The best reason to see the TIFF Grolsch People’s Choice award winner Three Billboards Outside Ebbing, Missouri is Frances McDormand’s no-holds-barred performance. There are other reasons, of course, including Martin McDonagh’s (In Bruges, Seven Psychopaths) deft directing and darkly comedic script, Carter Burwell’s score (reminiscent of his work with the Coen brothers) and Sam Rockwell and Game of Thrones‘ Peter Dinklage in very against-type supporting turns. However, this film belongs to McDormand’s sassy, brash Mildred Hayes. With any justice, the Academy will be presenting the actress with her second Best Actress gong at next year’s ceremony.
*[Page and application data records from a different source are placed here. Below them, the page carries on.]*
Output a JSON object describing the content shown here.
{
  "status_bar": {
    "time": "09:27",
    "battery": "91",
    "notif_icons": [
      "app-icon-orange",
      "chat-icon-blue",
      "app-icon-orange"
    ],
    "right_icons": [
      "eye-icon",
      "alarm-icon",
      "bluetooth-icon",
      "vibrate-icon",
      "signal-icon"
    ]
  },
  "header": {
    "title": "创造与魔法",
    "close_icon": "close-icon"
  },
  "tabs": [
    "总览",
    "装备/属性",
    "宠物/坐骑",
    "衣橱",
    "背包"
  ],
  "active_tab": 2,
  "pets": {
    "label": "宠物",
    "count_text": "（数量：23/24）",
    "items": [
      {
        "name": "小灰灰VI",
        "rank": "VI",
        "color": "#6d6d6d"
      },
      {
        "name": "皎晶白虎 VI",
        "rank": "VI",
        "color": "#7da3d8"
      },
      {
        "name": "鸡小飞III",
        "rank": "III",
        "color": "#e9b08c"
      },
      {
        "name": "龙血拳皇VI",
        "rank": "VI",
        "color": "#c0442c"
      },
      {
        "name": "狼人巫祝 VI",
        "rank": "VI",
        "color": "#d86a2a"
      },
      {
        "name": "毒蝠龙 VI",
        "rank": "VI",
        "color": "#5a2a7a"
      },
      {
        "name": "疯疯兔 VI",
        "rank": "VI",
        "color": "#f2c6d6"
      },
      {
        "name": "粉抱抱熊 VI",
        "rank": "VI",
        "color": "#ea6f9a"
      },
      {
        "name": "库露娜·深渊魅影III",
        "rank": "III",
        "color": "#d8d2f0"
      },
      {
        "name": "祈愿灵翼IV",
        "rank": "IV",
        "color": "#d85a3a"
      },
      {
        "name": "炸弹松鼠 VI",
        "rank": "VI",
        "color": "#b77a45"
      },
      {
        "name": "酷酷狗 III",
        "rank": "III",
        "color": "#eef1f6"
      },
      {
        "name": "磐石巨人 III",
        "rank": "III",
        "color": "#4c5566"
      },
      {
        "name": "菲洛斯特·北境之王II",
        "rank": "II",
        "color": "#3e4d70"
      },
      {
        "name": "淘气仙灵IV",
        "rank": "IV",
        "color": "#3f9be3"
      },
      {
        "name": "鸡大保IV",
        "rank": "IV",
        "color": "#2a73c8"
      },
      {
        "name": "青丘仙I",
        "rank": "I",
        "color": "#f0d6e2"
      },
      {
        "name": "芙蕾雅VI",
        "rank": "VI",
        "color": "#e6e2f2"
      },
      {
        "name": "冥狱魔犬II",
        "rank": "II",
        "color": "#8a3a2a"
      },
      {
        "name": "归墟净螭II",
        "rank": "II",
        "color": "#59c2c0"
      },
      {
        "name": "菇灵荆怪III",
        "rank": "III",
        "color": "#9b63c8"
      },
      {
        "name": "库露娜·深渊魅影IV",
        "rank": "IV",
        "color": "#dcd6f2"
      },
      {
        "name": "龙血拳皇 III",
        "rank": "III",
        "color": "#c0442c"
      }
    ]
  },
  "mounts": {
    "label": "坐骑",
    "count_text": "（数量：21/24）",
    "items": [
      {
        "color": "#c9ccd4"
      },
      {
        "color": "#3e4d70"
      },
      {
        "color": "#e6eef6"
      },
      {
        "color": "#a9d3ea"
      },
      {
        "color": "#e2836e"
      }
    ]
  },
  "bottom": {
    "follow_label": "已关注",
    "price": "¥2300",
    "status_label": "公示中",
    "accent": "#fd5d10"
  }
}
Of course justice, and justice given to women, is the timely topic at the core of the film. The action begins after the brutal rape and murder of Mildred’s daughter Angela (Kathryn Newton). Frustrated by the local police’s lack of progress on the case (led by Woody Harrelson’s Sheriff Bill Willoughby), she takes matters in her own hands and posts calls to action (read as inflammatory statements by the townsfolk) on the eponymous three billboards.
The film is fairly crass, but hopefully helps provide a much needed wake-up call to a society that’s become increasingly complacent with acts of sexual assault and violence against women.